● TASK TO CARRY OUT
I need every line that includes the word "Slot" copied from the material.

● THE INPUT
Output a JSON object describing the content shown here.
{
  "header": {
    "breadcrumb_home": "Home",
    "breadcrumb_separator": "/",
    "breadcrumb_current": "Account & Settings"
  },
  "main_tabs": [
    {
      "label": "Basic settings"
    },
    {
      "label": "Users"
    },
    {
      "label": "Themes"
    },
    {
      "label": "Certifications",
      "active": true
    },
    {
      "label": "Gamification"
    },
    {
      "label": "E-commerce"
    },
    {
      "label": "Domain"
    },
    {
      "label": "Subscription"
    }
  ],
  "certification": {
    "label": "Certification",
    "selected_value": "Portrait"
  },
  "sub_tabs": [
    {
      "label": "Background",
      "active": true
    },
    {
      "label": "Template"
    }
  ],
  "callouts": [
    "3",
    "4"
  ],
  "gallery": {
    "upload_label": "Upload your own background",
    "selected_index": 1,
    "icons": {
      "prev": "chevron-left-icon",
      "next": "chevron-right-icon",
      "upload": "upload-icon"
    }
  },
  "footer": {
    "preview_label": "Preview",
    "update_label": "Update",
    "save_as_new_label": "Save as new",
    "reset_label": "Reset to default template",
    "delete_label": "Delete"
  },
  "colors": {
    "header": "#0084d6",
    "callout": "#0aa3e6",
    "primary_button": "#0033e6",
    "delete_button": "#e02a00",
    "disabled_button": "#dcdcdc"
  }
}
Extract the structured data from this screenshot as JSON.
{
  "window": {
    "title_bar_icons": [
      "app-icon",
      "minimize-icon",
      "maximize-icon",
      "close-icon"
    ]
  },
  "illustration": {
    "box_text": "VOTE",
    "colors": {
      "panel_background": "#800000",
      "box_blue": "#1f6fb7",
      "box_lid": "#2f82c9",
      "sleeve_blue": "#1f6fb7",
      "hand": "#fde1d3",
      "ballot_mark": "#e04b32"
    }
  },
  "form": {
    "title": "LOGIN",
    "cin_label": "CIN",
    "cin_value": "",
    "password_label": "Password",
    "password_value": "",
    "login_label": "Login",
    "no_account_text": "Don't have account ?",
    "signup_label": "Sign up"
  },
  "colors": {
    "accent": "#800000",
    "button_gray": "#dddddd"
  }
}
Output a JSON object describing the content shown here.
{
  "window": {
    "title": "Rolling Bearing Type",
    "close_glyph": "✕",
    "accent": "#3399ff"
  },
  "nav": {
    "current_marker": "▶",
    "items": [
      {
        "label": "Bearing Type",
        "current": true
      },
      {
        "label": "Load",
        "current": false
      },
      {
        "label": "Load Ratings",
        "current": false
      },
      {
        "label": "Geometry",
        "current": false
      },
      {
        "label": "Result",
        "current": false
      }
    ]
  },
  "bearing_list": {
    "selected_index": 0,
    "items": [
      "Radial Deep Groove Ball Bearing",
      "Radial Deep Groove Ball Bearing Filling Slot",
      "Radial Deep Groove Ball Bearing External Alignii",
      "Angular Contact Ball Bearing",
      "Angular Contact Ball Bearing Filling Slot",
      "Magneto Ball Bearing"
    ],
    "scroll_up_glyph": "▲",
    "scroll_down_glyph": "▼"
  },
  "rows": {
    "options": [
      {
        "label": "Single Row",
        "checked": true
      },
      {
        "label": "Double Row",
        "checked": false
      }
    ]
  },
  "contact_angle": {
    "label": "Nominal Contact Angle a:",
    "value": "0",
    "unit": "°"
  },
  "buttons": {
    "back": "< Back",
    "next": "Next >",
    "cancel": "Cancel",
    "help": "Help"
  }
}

● WORKED SOLUTION
      "Radial Deep Groove Ball Bearing Filling Slot",
      "Angular Contact Ball Bearing Filling Slot",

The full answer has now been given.